it confused me at first too b/c test.check/quick-check takes the number of tests as its first argument


yeah it was completely meaningless to me


hm. even specifying {:num-tests 5}, my generative testing is taking minutes


in fact, specifying 0 takes minutes?

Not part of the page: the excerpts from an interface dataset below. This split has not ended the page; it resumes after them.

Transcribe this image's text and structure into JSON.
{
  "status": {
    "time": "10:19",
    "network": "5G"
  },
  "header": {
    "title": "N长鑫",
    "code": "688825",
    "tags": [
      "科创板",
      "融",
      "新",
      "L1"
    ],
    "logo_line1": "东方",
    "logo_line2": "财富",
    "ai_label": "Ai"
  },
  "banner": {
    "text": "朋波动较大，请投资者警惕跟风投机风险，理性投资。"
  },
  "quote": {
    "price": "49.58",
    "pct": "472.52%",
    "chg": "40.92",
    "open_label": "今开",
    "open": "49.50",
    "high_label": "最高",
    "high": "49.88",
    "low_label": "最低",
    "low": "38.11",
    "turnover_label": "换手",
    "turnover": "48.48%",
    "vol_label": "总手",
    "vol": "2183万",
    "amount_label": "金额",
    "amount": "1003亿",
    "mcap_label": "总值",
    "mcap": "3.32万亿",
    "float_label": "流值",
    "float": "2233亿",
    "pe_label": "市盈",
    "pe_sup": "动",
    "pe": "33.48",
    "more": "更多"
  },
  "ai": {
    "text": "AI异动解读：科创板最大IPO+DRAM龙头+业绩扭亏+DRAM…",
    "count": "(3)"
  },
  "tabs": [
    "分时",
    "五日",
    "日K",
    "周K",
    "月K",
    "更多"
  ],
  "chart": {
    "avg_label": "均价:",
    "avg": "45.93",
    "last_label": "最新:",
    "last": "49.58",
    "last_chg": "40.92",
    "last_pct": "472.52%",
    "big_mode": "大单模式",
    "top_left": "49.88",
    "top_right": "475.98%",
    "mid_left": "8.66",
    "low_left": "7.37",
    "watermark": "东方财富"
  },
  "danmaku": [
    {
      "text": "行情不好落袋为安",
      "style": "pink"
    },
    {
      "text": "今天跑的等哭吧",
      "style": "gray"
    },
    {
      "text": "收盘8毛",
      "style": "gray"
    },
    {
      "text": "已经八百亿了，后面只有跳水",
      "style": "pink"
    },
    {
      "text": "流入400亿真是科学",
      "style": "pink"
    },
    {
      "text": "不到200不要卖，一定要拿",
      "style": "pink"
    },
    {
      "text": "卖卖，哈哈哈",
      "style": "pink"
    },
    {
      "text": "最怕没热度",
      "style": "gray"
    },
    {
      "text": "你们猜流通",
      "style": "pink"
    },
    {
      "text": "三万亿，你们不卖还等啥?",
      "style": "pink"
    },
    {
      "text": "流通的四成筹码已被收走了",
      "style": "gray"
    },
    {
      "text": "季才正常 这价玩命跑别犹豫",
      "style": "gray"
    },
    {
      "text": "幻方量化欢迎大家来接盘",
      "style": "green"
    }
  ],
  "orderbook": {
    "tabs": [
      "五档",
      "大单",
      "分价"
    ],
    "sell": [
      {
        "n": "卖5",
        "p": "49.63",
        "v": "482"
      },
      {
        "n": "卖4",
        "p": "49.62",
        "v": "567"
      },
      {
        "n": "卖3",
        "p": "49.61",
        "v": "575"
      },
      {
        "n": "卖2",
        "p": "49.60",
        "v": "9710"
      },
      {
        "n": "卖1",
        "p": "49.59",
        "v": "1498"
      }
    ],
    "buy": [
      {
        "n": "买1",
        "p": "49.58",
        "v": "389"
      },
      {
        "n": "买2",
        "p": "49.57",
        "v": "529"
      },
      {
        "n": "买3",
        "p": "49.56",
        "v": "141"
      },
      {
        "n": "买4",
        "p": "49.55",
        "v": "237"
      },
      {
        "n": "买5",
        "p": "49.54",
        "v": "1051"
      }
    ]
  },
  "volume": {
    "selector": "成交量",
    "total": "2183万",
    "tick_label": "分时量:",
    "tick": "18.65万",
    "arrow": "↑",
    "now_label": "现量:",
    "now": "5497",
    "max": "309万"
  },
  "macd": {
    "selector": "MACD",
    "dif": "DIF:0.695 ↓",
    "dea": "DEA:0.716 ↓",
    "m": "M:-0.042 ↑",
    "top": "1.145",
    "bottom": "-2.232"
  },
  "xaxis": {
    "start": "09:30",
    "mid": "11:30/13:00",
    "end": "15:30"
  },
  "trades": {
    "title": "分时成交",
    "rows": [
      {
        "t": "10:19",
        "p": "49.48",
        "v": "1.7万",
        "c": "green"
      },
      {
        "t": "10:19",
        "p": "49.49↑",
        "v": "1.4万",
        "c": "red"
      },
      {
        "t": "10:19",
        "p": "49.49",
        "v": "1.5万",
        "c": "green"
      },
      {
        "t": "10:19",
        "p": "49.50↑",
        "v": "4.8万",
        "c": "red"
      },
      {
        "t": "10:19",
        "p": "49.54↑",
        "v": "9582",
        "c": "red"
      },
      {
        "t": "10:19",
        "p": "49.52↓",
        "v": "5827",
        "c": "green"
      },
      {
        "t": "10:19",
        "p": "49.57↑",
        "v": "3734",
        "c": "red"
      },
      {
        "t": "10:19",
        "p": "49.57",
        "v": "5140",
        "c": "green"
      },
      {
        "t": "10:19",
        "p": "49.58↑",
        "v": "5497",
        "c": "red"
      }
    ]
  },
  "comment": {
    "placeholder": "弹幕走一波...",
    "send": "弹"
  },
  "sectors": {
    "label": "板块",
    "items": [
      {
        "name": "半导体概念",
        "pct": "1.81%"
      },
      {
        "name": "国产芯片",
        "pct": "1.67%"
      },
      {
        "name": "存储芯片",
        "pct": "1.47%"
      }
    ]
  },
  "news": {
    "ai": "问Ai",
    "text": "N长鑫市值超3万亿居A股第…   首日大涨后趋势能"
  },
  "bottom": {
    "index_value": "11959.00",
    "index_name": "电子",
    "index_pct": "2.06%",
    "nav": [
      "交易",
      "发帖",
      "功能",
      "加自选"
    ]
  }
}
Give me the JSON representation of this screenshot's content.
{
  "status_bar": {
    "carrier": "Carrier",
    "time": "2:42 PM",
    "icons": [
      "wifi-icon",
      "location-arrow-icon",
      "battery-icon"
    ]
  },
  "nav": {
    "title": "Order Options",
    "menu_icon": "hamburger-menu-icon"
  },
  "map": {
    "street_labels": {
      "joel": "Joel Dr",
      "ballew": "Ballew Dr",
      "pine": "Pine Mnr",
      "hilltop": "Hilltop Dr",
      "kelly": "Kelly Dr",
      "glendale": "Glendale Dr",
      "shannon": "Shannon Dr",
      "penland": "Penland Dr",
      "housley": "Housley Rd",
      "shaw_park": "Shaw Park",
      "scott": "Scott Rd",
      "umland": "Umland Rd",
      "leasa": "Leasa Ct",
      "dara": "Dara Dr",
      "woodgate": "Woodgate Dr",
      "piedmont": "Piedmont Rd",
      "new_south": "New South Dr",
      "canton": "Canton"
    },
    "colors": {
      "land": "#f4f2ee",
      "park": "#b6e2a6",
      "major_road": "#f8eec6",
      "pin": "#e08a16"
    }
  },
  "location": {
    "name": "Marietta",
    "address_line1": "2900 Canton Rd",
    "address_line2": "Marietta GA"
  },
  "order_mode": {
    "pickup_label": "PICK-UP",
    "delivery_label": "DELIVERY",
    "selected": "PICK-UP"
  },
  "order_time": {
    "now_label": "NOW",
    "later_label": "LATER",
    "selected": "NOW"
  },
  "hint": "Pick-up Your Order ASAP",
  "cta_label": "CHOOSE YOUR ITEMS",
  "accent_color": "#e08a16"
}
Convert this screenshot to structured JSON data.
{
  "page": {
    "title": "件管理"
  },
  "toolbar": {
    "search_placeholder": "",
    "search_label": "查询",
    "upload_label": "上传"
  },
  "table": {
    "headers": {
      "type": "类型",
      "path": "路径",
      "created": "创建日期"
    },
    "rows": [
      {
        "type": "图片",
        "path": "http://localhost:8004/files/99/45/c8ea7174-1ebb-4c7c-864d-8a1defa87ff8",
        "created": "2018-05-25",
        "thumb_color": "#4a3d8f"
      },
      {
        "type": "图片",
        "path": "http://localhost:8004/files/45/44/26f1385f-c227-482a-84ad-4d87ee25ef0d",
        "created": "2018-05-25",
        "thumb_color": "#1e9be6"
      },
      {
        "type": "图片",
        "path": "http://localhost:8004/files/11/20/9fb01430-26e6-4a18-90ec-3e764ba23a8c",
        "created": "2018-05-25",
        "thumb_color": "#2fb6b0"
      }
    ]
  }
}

I'm not even sure this is working


this works for me:

(defn foo [x] (str x))
(s/fdef foo :args (s/cat :x any?) :ret string?)
(st/check `foo {:clojure.spec.test.check/opts {:num-tests 1}})
(st/check `foo {:clojure.spec.test.check/opts {:num-tests 100}})


and the :num-tests is accurately reflected in the check result


I think some of my specs must be really expensive. is there a way for me to selectively narrow some of the child specs?


any recursive specs involved?


hmm hard to say w/o seeing all the relevant code

Alex Miller (Clojure team)15:09:55

Expensive to check or to gen?


I'm not sure 😞


I apologize, it's quite long. but I'm not confident what might be what's causing the slowness


definitely seems to be in the generation of :torch/fields


I'm going through and removing everything and slowly adding back in. adding back in

seems to slow it down, but not astronomically

Alex Miller (Clojure team)16:09:59

I meant what operation are you invoking when it’s slow?

Alex Miller (Clojure team)16:09:18

If you have coll-of, it’s good to set :gen-max to something small like 3


that did help! thanks!

Alex Miller (Clojure team)17:09:08

The default is 20 and that can get a little out of hand


how do I selectively narrow the values generated by stest/check?


e.g. if my spec has a named child-spec somewhere that is defined as keyword?, but I don't really care about testing 1000s of keywords


I think you can pass in an override map in check opts :gen


>:gen map from spec names to generator overrides